On May 14, 2003, Lowell paid the government $2 million for an option on the property after an auction held at his request. Lowell says he was the only bidder. The government had failed to attract any buyers at least twice before, according to Peru’s Ministry of Energy and Mines.
From a bar in Lima where he was celebrating, Lowell phoned McLeod-Seltzer in the Canadian hospital where she was recovering from the birth of her first son. She named him Graham Jeffrey Lowell Seltzer in Lowell’s honor.
Then she set up Peru Copper Inc. to take ownership of the claim and raised $12 million through a private placement to fund test drilling. In September 2004, the company generated C$48.2 million in an initial public offering.
Old Assay Books

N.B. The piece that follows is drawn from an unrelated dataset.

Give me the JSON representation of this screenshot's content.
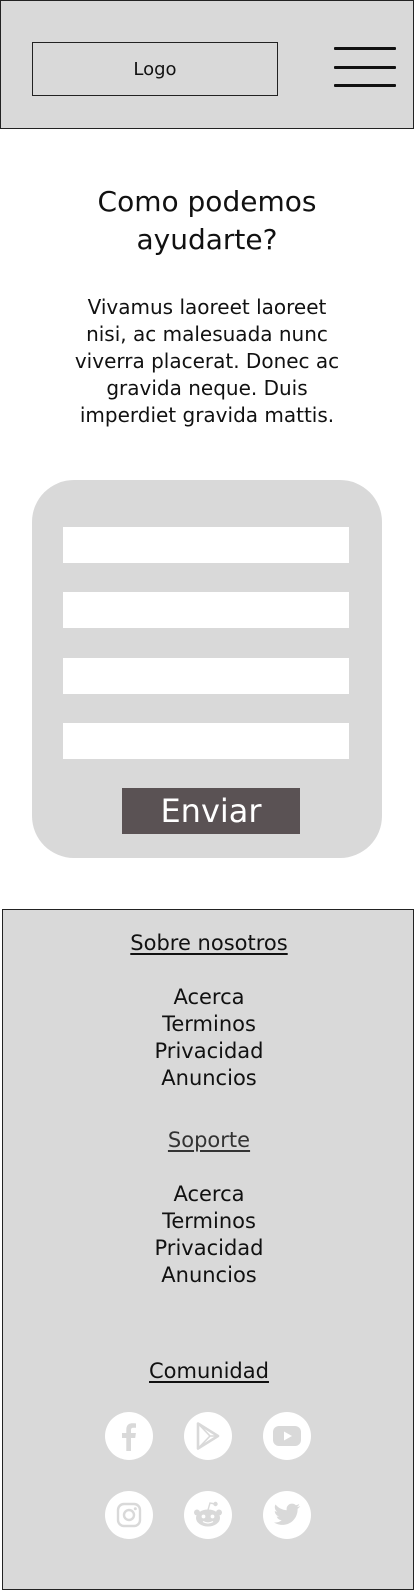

While working the claim, Lowell found a pile of old assay books in an abandoned installation left behind more than a quarter-century before. His reinterpretation of the records and new drilling led him to conclude there was seven times more copper in the mountain than the government had known.
He sold Peru Copper in August 2007 to Beijing-based Aluminum Corp. of China for $810 million. The selling price was four times the shares’ IPO value three years earlier. Toromocho will generate about $1.5 billion in payments to local and regional governments over the 30-year life of the mine, according to Chinalco’s environmental impact assessment. Lowell’s shares were worth about $78.7 million, according to Securities and Exchange Commission filings.
Unfinished in Ecuador
Prospecting has earned Lowell more than $150 million for himself and Edith, his wife of 62 years, based on interviews and securities filings. He says he has given most of it away, including his endowment of the Lowell Program in Economic Geology at the University of Arizona.
Lowell’s work in Ecuador isn’t finished. His 20,000-hectare claim there is potentially rich but hard to reach, he says. The national government shut down development in the region after protests in November 2006 organized by the Shuar Federation, an ethnic grass-roots group, he says.
Although the government lifted the ban in March 2009 as Corriente’s talks with the Chinese companies intensified, provincial Governor Salvador Quishpe continues to lead resistance. He will refuse to negotiate with foreign investors, he said in an interview.
Lowell hasn’t written off the project, though he may yet do so, he says. He isn’t through prospecting.
“If your primary purpose in life was finding sunken Spanish galleons full of gold and treasure, what would you do?” Lowell says. “I’m a professional treasure hunter.”
To contact the reporter on this story: Elliot Blair Smith in Tucson, Arizona, at firstname.lastname@example.org.
To contact the editor responsible for this story: Melissa Pozsgay at email@example.com